━━━━━ Stored data
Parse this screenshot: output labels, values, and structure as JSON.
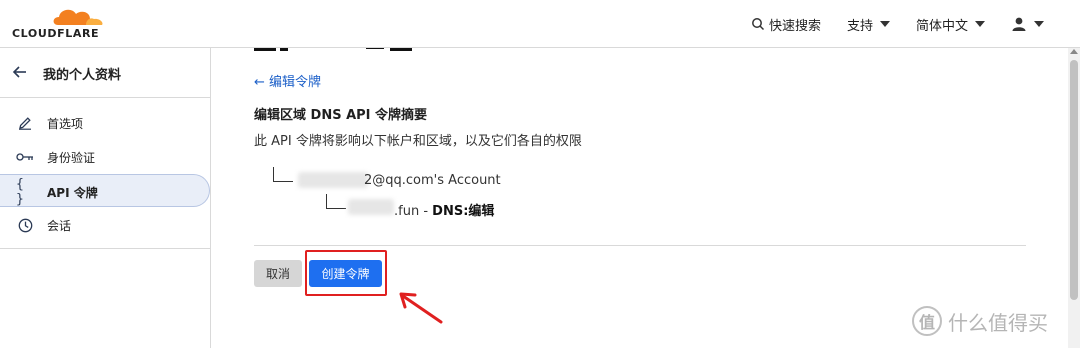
{
  "brand": {
    "logo_text": "CLOUDFLARE",
    "accent": "#f38020"
  },
  "header": {
    "search_label": "快速搜索",
    "support_label": "支持",
    "language_label": "简体中文"
  },
  "sidebar": {
    "back_title": "我的个人资料",
    "items": [
      {
        "label": "首选项",
        "icon": "pencil-icon"
      },
      {
        "label": "身份验证",
        "icon": "key-icon"
      },
      {
        "label": "API 令牌",
        "icon": "braces-icon",
        "active": true
      },
      {
        "label": "会话",
        "icon": "clock-icon"
      }
    ]
  },
  "main": {
    "back_link": "编辑令牌",
    "summary_title": "编辑区域 DNS API 令牌摘要",
    "summary_desc": "此 API 令牌将影响以下帐户和区域，以及它们各自的权限",
    "account_text": "2@qq.com's Account",
    "zone_text": ".fun - ",
    "zone_perm": "DNS:编辑",
    "cancel_label": "取消",
    "create_label": "创建令牌"
  },
  "watermark": {
    "text": "什么值得买",
    "mark": "值"
  },
  "colors": {
    "primary": "#1e6ff0",
    "highlight": "#e02020",
    "link": "#1b5fc8"
  }
}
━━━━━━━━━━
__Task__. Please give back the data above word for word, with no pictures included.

__Exercise output__.
Parse this screenshot: output labels, values, and structure as JSON.
{
  "brand": {
    "logo_text": "CLOUDFLARE",
    "accent": "#f38020"
  },
  "header": {
    "search_label": "快速搜索",
    "support_label": "支持",
    "language_label": "简体中文"
  },
  "sidebar": {
    "back_title": "我的个人资料",
    "items": [
      {
        "label": "首选项",
        "icon": "pencil-icon"
      },
      {
        "label": "身份验证",
        "icon": "key-icon"
      },
      {
        "label": "API 令牌",
        "icon": "braces-icon",
        "active": true
      },
      {
        "label": "会话",
        "icon": "clock-icon"
      }
    ]
  },
  "main": {
    "back_link": "编辑令牌",
    "summary_title": "编辑区域 DNS API 令牌摘要",
    "summary_desc": "此 API 令牌将影响以下帐户和区域，以及它们各自的权限",
    "account_text": "2@qq.com's Account",
    "zone_text": ".fun - ",
    "zone_perm": "DNS:编辑",
    "cancel_label": "取消",
    "create_label": "创建令牌"
  },
  "watermark": {
    "text": "什么值得买",
    "mark": "值"
  },
  "colors": {
    "primary": "#1e6ff0",
    "highlight": "#e02020",
    "link": "#1b5fc8"
  }
}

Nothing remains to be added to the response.